Michelle sells contracts for copy machines to all kinds of organizations. Today she is meeting with a vice principal, Emil, who is negotiating for his private school. He makes it clear that he is talking to a number of vendors.
The two are trying to discuss the school’s needs, which leads to talking about contract terms:
|Emil:||Now, I want to make it clear that we aren’t interested in the five-year contract you may want us to sign. Our financial situation makes it impossible to be locked in.|
|Michelle:||Oh, that’s fine. We offer plans from one to five years.|
|Emil:||And I see here that you have monthly minimums. Well, we’re a school, closed two months a year. We don’t want to be roped into paying for months when we aren’t here.|
|Michelle:||Well, we have special terms for schools, which will take that into account.|
|Emil:||I didn’t see that on your website or in these materials.|
|Michelle:||I’m telling you now. We can work out custom terms for your contract.|
|Emil:||I know you’d like to get that monthly minimum up there, but we aren’t a big company, making tons of copies.|
|Michelle:||If you don’t have the figures, we can determine how many copies you make and come up with a plan that fits your school. It’s not a problem.|
|Emil:||We may be small, but we’re not going to be pushed around —|
Negotiating, or Just Arguing?
And so it goes, on and on. For whatever reason, Emil is combative at every turn.
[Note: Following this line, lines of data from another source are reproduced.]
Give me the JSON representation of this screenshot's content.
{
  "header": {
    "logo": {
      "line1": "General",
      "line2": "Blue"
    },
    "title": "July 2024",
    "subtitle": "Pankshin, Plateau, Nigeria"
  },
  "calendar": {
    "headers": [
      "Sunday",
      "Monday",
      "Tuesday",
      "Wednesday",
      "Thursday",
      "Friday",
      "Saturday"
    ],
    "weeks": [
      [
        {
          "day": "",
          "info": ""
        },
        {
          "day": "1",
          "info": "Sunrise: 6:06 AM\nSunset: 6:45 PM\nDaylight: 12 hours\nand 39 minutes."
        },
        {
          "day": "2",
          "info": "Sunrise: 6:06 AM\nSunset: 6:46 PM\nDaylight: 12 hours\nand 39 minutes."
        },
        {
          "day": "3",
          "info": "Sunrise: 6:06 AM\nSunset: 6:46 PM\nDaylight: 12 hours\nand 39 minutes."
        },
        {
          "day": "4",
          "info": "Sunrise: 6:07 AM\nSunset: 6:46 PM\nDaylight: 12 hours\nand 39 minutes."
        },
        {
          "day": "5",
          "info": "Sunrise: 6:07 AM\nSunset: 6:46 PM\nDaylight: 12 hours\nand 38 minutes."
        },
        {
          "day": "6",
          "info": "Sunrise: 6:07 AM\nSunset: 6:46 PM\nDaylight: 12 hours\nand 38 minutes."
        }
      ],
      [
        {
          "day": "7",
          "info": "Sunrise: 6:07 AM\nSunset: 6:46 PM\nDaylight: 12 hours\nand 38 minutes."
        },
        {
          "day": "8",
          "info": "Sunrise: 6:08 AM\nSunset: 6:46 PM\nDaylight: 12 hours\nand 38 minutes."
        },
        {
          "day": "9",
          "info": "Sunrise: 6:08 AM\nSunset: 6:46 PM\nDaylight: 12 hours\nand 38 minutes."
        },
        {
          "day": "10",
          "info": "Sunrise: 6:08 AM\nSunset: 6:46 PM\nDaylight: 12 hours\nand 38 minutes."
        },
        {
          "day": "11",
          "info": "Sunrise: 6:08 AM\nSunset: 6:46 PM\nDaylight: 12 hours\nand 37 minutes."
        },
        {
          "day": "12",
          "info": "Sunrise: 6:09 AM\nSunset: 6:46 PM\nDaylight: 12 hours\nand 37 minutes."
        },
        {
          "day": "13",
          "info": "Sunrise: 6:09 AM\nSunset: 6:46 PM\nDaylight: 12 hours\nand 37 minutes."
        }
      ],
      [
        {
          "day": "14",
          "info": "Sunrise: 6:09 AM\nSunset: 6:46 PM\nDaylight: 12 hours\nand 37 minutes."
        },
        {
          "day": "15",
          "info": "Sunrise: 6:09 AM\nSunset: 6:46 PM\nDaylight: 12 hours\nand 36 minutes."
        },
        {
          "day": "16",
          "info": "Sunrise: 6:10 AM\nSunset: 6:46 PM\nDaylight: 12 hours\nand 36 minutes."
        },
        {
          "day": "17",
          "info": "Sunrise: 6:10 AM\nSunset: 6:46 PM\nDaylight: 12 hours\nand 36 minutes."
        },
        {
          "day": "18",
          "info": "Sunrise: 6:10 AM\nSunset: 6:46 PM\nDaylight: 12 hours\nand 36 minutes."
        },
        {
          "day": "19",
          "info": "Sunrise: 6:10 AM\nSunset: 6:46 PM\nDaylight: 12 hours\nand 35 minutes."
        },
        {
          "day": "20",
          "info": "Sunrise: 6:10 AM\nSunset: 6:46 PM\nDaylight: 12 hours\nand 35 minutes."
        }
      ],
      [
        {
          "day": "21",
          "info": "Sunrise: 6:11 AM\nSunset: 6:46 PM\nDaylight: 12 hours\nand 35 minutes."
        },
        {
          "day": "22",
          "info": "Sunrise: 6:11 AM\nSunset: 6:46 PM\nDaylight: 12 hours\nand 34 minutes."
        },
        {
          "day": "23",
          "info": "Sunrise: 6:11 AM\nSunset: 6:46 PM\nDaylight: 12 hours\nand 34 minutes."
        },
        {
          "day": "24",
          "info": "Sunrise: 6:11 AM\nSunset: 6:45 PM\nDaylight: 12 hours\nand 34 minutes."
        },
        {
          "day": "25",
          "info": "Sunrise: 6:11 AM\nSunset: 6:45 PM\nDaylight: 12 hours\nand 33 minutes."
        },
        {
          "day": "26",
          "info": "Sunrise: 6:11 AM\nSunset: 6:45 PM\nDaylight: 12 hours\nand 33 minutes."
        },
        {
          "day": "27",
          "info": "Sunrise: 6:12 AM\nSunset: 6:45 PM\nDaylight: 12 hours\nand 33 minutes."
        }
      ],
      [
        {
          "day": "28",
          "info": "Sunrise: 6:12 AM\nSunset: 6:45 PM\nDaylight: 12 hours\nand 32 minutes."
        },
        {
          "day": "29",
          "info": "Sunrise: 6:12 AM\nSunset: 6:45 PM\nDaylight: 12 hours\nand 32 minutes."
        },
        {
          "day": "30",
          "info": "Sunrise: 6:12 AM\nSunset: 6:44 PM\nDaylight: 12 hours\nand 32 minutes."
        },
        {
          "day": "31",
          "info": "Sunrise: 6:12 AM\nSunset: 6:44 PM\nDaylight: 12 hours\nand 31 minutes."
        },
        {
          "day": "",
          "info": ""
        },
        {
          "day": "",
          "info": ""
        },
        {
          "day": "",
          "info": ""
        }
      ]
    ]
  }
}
Should Michelle chalk this one up in the loss column and just move on? Or is there a Q4 collaborative technique for getting to a more productive discussion?